WORK TO COMPLETE: Look through the entries for the string "ProfileScreen" and copy every line where it shows up.

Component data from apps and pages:
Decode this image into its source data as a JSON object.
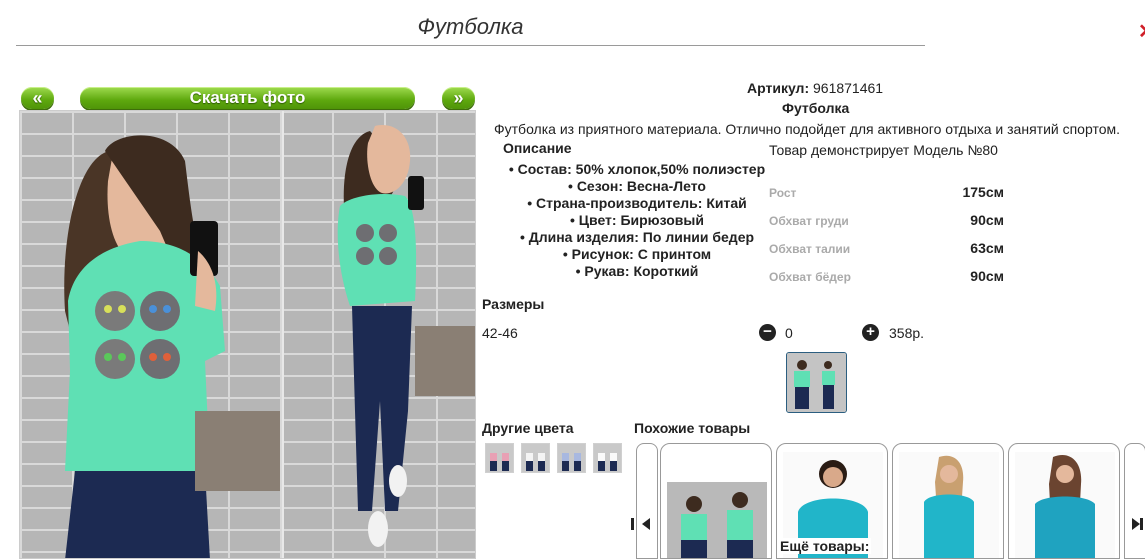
{
  "page_title": "Футболка",
  "gallery": {
    "prev_label": "«",
    "download_label": "Скачать фото",
    "next_label": "»"
  },
  "product": {
    "article_label": "Артикул:",
    "article_value": "961871461",
    "name": "Футболка",
    "description": "Футболка из приятного материала. Отлично подойдет для активного отдыха и занятий спортом.",
    "description_heading": "Описание",
    "features": [
      "• Состав: 50% хлопок,50% полиэстер",
      "• Сезон: Весна-Лето",
      "• Страна-производитель: Китай",
      "• Цвет: Бирюзовый",
      "• Длина изделия: По линии бедер",
      "• Рисунок: С принтом",
      "• Рукав: Короткий"
    ]
  },
  "model": {
    "caption": "Товар демонстрирует Модель №80",
    "measures": [
      {
        "label": "Рост",
        "value": "175см"
      },
      {
        "label": "Обхват груди",
        "value": "90см"
      },
      {
        "label": "Обхват талии",
        "value": "63см"
      },
      {
        "label": "Обхват бёдер",
        "value": "90см"
      }
    ]
  },
  "sizes": {
    "heading": "Размеры",
    "size": "42-46",
    "minus_icon": "minus-circle-icon",
    "quantity": "0",
    "plus_icon": "plus-circle-icon",
    "price": "358р."
  },
  "other_colors": {
    "heading": "Другие цвета"
  },
  "similar": {
    "heading": "Похожие товары",
    "more_label": "Ещё товары:"
  },
  "colors": {
    "accent_green": "#5ea80e",
    "shirt_mint": "#5fe0b4",
    "shirt_cyan": "#21b5c9",
    "jeans": "#1c2a52"
  }
}
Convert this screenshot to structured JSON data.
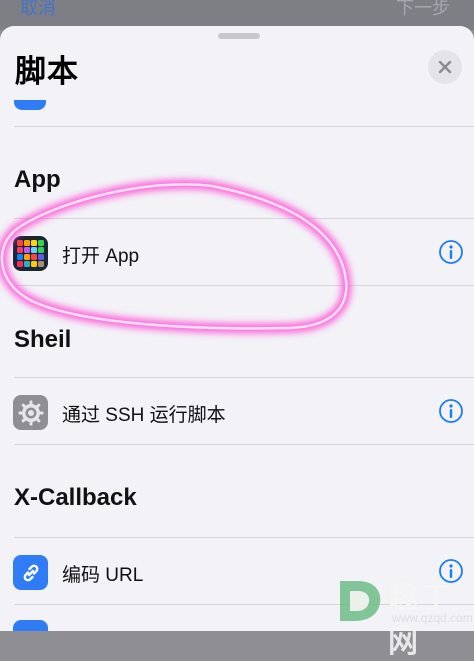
{
  "background_sheet": {
    "left_label": "取消",
    "right_label": "下一步"
  },
  "sheet": {
    "title": "脚本"
  },
  "sections": [
    {
      "title": "App",
      "items": [
        {
          "label": "打开 App",
          "icon": "app-grid-icon"
        }
      ]
    },
    {
      "title": "Sheil",
      "items": [
        {
          "label": "通过 SSH 运行脚本",
          "icon": "gear-icon"
        }
      ]
    },
    {
      "title": "X-Callback",
      "items": [
        {
          "label": "编码 URL",
          "icon": "link-icon"
        }
      ]
    }
  ],
  "colors": {
    "accent": "#1a7cf2",
    "sheet_bg": "#f2f2f7",
    "annotation": "#ff4fd6",
    "link_icon_bg": "#2f7cf6",
    "gear_icon_bg": "#8e8e93"
  },
  "watermark": {
    "brand": "趣丁网",
    "url": "www.qzqd.com"
  }
}
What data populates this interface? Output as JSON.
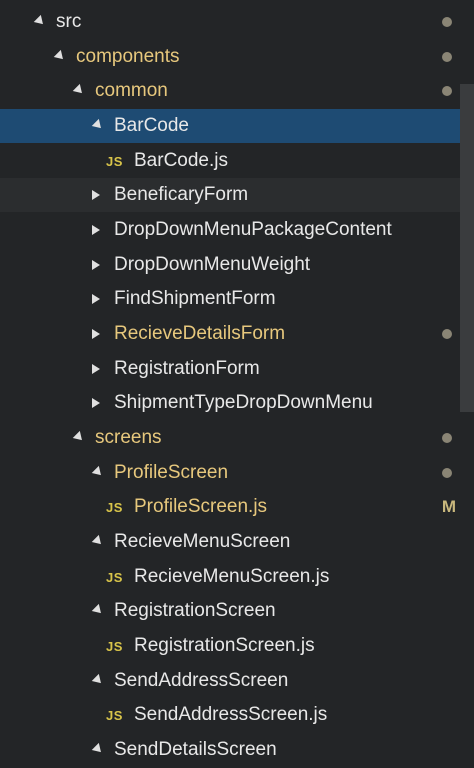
{
  "explorer": {
    "items": [
      {
        "label": "src",
        "type": "folder",
        "open": true,
        "status_dot": true
      },
      {
        "label": "components",
        "type": "folder",
        "open": true,
        "status_dot": true
      },
      {
        "label": "common",
        "type": "folder",
        "open": true,
        "status_dot": true
      },
      {
        "label": "BarCode",
        "type": "folder",
        "open": true,
        "selected": true
      },
      {
        "label": "BarCode.js",
        "type": "file",
        "icon": "JS"
      },
      {
        "label": "BeneficaryForm",
        "type": "folder",
        "open": false,
        "hover": true
      },
      {
        "label": "DropDownMenuPackageContent",
        "type": "folder",
        "open": false
      },
      {
        "label": "DropDownMenuWeight",
        "type": "folder",
        "open": false
      },
      {
        "label": "FindShipmentForm",
        "type": "folder",
        "open": false
      },
      {
        "label": "RecieveDetailsForm",
        "type": "folder",
        "open": false,
        "modified": true,
        "status_dot": true
      },
      {
        "label": "RegistrationForm",
        "type": "folder",
        "open": false
      },
      {
        "label": "ShipmentTypeDropDownMenu",
        "type": "folder",
        "open": false
      },
      {
        "label": "screens",
        "type": "folder",
        "open": true,
        "status_dot": true
      },
      {
        "label": "ProfileScreen",
        "type": "folder",
        "open": true,
        "modified": true,
        "status_dot": true
      },
      {
        "label": "ProfileScreen.js",
        "type": "file",
        "icon": "JS",
        "modified": true,
        "badge": "M"
      },
      {
        "label": "RecieveMenuScreen",
        "type": "folder",
        "open": true
      },
      {
        "label": "RecieveMenuScreen.js",
        "type": "file",
        "icon": "JS"
      },
      {
        "label": "RegistrationScreen",
        "type": "folder",
        "open": true
      },
      {
        "label": "RegistrationScreen.js",
        "type": "file",
        "icon": "JS"
      },
      {
        "label": "SendAddressScreen",
        "type": "folder",
        "open": true
      },
      {
        "label": "SendAddressScreen.js",
        "type": "file",
        "icon": "JS"
      },
      {
        "label": "SendDetailsScreen",
        "type": "folder",
        "open": true
      }
    ]
  },
  "colors": {
    "background": "#232527",
    "selected": "#1e4b73",
    "modified_text": "#e7c87d",
    "js_icon": "#d8c44a",
    "status_dot": "#8a8575"
  }
}
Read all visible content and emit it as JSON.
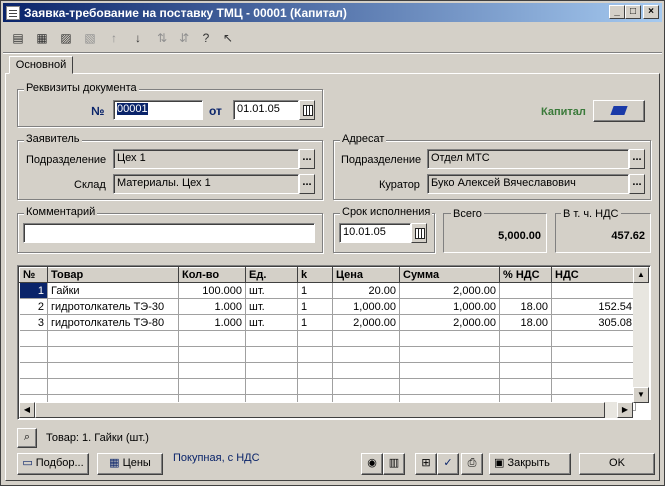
{
  "window": {
    "title": "Заявка-требование на поставку ТМЦ - 00001 (Капитал)",
    "min": "_",
    "max": "□",
    "close": "×"
  },
  "toolbar_icons": [
    "new-row-icon",
    "copy-row-icon",
    "delete-row-icon",
    "edit-row-icon",
    "move-up-icon",
    "move-down-icon",
    "sort-asc-icon",
    "sort-desc-icon",
    "help-icon",
    "context-help-icon"
  ],
  "tabs": [
    "Основной"
  ],
  "doc": {
    "group_label": "Реквизиты документа",
    "number_label": "№",
    "number": "00001",
    "from_label": "от",
    "date": "01.01.05",
    "firm_label": "Капитал"
  },
  "applicant": {
    "group_label": "Заявитель",
    "division_label": "Подразделение",
    "division": "Цех 1",
    "warehouse_label": "Склад",
    "warehouse": "Материалы. Цех 1"
  },
  "addressee": {
    "group_label": "Адресат",
    "division_label": "Подразделение",
    "division": "Отдел МТС",
    "curator_label": "Куратор",
    "curator": "Буко Алексей Вячеславович"
  },
  "comment": {
    "label": "Комментарий",
    "value": ""
  },
  "deadline": {
    "label": "Срок исполнения",
    "value": "10.01.05"
  },
  "totals": {
    "total_label": "Всего",
    "total": "5,000.00",
    "vat_label": "В т. ч. НДС",
    "vat": "457.62"
  },
  "table": {
    "columns": [
      "№",
      "Товар",
      "Кол-во",
      "Ед.",
      "k",
      "Цена",
      "Сумма",
      "% НДС",
      "НДС"
    ],
    "rows": [
      [
        "1",
        "Гайки",
        "100.000",
        "шт.",
        "1",
        "20.00",
        "2,000.00",
        "",
        ""
      ],
      [
        "2",
        "гидротолкатель ТЭ-30",
        "1.000",
        "шт.",
        "1",
        "1,000.00",
        "1,000.00",
        "18.00",
        "152.54"
      ],
      [
        "3",
        "гидротолкатель ТЭ-80",
        "1.000",
        "шт.",
        "1",
        "2,000.00",
        "2,000.00",
        "18.00",
        "305.08"
      ]
    ]
  },
  "status": {
    "text": "Товар: 1. Гайки (шт.)"
  },
  "footer": {
    "select_button": "Подбор...",
    "prices_button": "Цены",
    "price_type": "Покупная, с НДС",
    "close_button": "Закрыть",
    "ok_button": "OK"
  }
}
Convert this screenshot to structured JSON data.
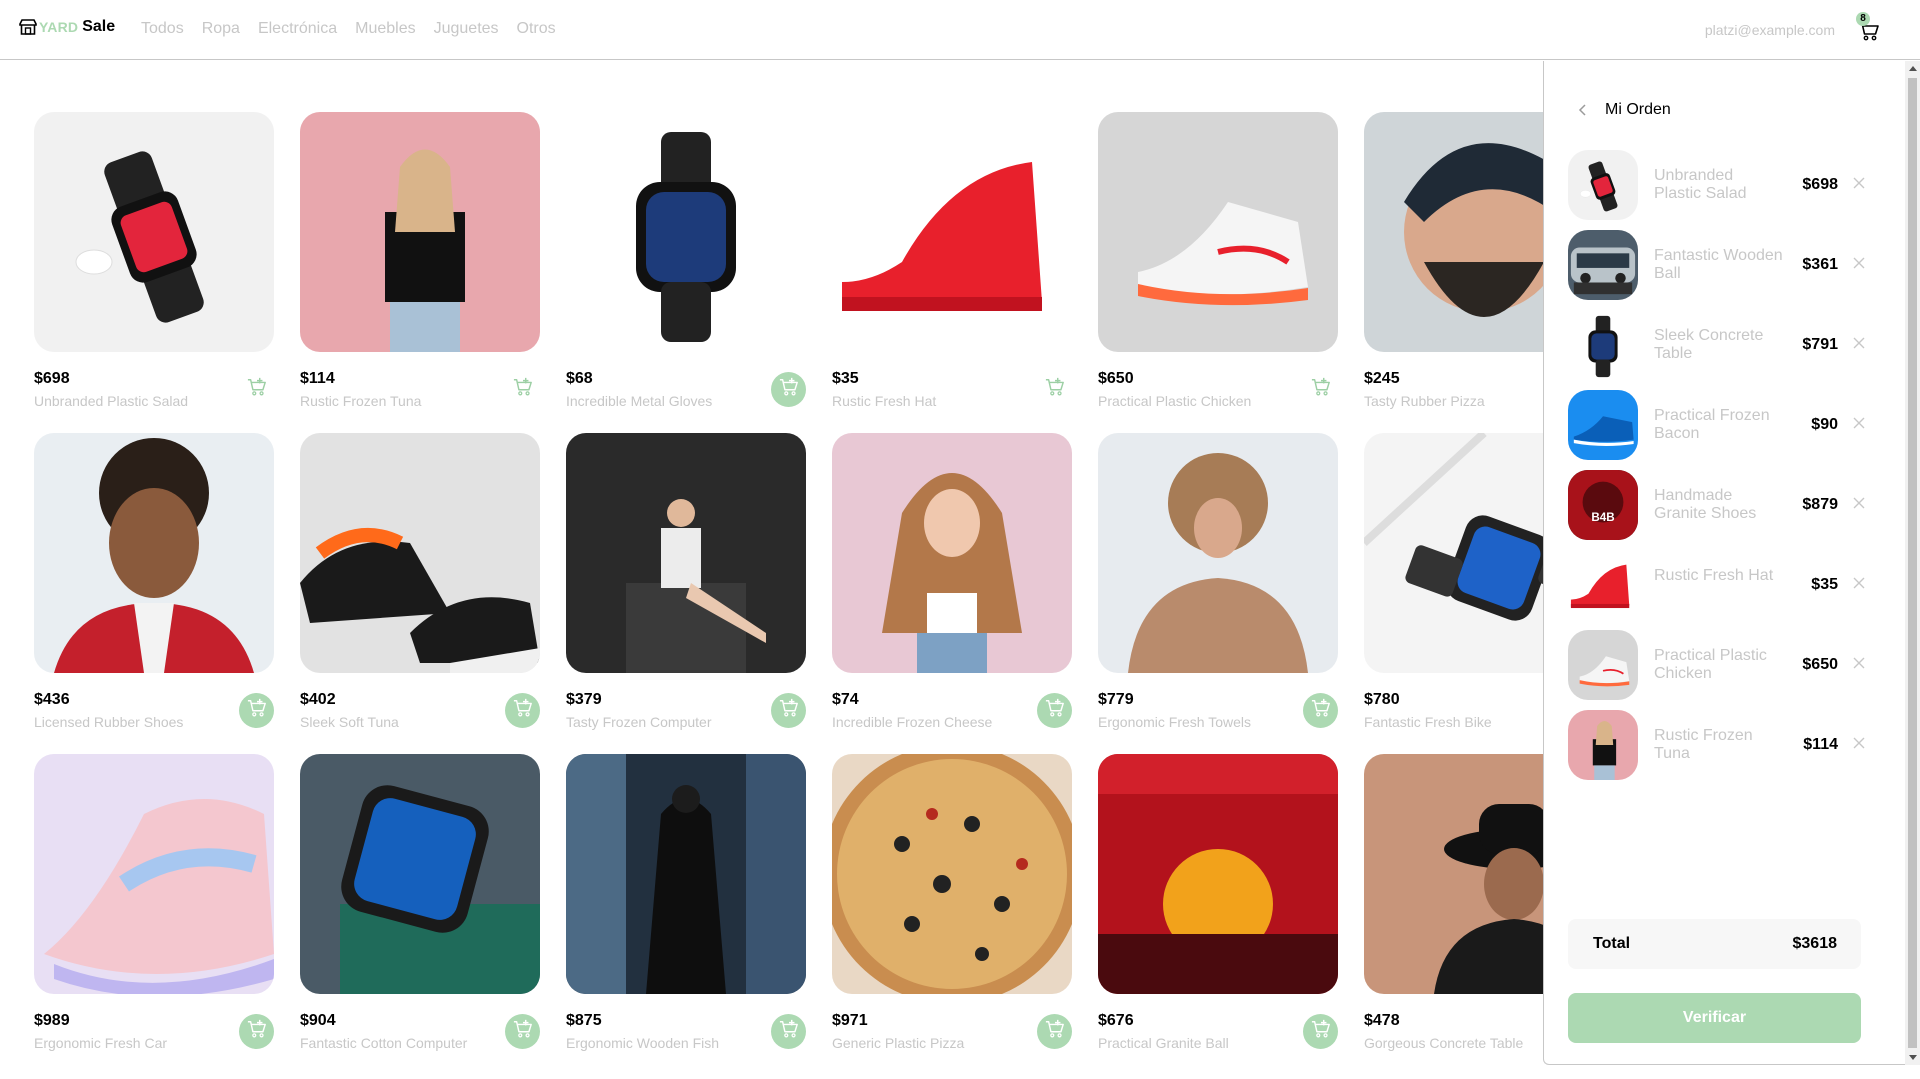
{
  "header": {
    "logo_yard": "YARD",
    "logo_sale": "Sale",
    "nav": [
      "Todos",
      "Ropa",
      "Electrónica",
      "Muebles",
      "Juguetes",
      "Otros"
    ],
    "email": "platzi@example.com",
    "cart_count": "8"
  },
  "products": [
    {
      "price": "$698",
      "name": "Unbranded Plastic Salad",
      "in_cart": true
    },
    {
      "price": "$114",
      "name": "Rustic Frozen Tuna",
      "in_cart": true
    },
    {
      "price": "$68",
      "name": "Incredible Metal Gloves",
      "in_cart": false
    },
    {
      "price": "$35",
      "name": "Rustic Fresh Hat",
      "in_cart": true
    },
    {
      "price": "$650",
      "name": "Practical Plastic Chicken",
      "in_cart": true
    },
    {
      "price": "$245",
      "name": "Tasty Rubber Pizza",
      "in_cart": false
    },
    {
      "price": "$436",
      "name": "Licensed Rubber Shoes",
      "in_cart": false
    },
    {
      "price": "$402",
      "name": "Sleek Soft Tuna",
      "in_cart": false
    },
    {
      "price": "$379",
      "name": "Tasty Frozen Computer",
      "in_cart": false
    },
    {
      "price": "$74",
      "name": "Incredible Frozen Cheese",
      "in_cart": false
    },
    {
      "price": "$779",
      "name": "Ergonomic Fresh Towels",
      "in_cart": false
    },
    {
      "price": "$780",
      "name": "Fantastic Fresh Bike",
      "in_cart": false
    },
    {
      "price": "$989",
      "name": "Ergonomic Fresh Car",
      "in_cart": false
    },
    {
      "price": "$904",
      "name": "Fantastic Cotton Computer",
      "in_cart": false
    },
    {
      "price": "$875",
      "name": "Ergonomic Wooden Fish",
      "in_cart": false
    },
    {
      "price": "$971",
      "name": "Generic Plastic Pizza",
      "in_cart": false
    },
    {
      "price": "$676",
      "name": "Practical Granite Ball",
      "in_cart": false
    },
    {
      "price": "$478",
      "name": "Gorgeous Concrete Table",
      "in_cart": false
    }
  ],
  "order": {
    "title": "Mi Orden",
    "items": [
      {
        "name": "Unbranded Plastic Salad",
        "price": "$698"
      },
      {
        "name": "Fantastic Wooden Ball",
        "price": "$361"
      },
      {
        "name": "Sleek Concrete Table",
        "price": "$791"
      },
      {
        "name": "Practical Frozen Bacon",
        "price": "$90"
      },
      {
        "name": "Handmade Granite Shoes",
        "price": "$879"
      },
      {
        "name": "Rustic Fresh Hat",
        "price": "$35"
      },
      {
        "name": "Practical Plastic Chicken",
        "price": "$650"
      },
      {
        "name": "Rustic Frozen Tuna",
        "price": "$114"
      }
    ],
    "total_label": "Total",
    "total_value": "$3618",
    "checkout_label": "Verificar"
  },
  "colors": {
    "accent": "#acd9b2",
    "muted_text": "#c7c7c7",
    "text": "#000000",
    "total_bg": "#f7f7f7"
  }
}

THE COMPLETED TASK:
        "label": "ProfileScreen",
        "label": "ProfileScreen.js",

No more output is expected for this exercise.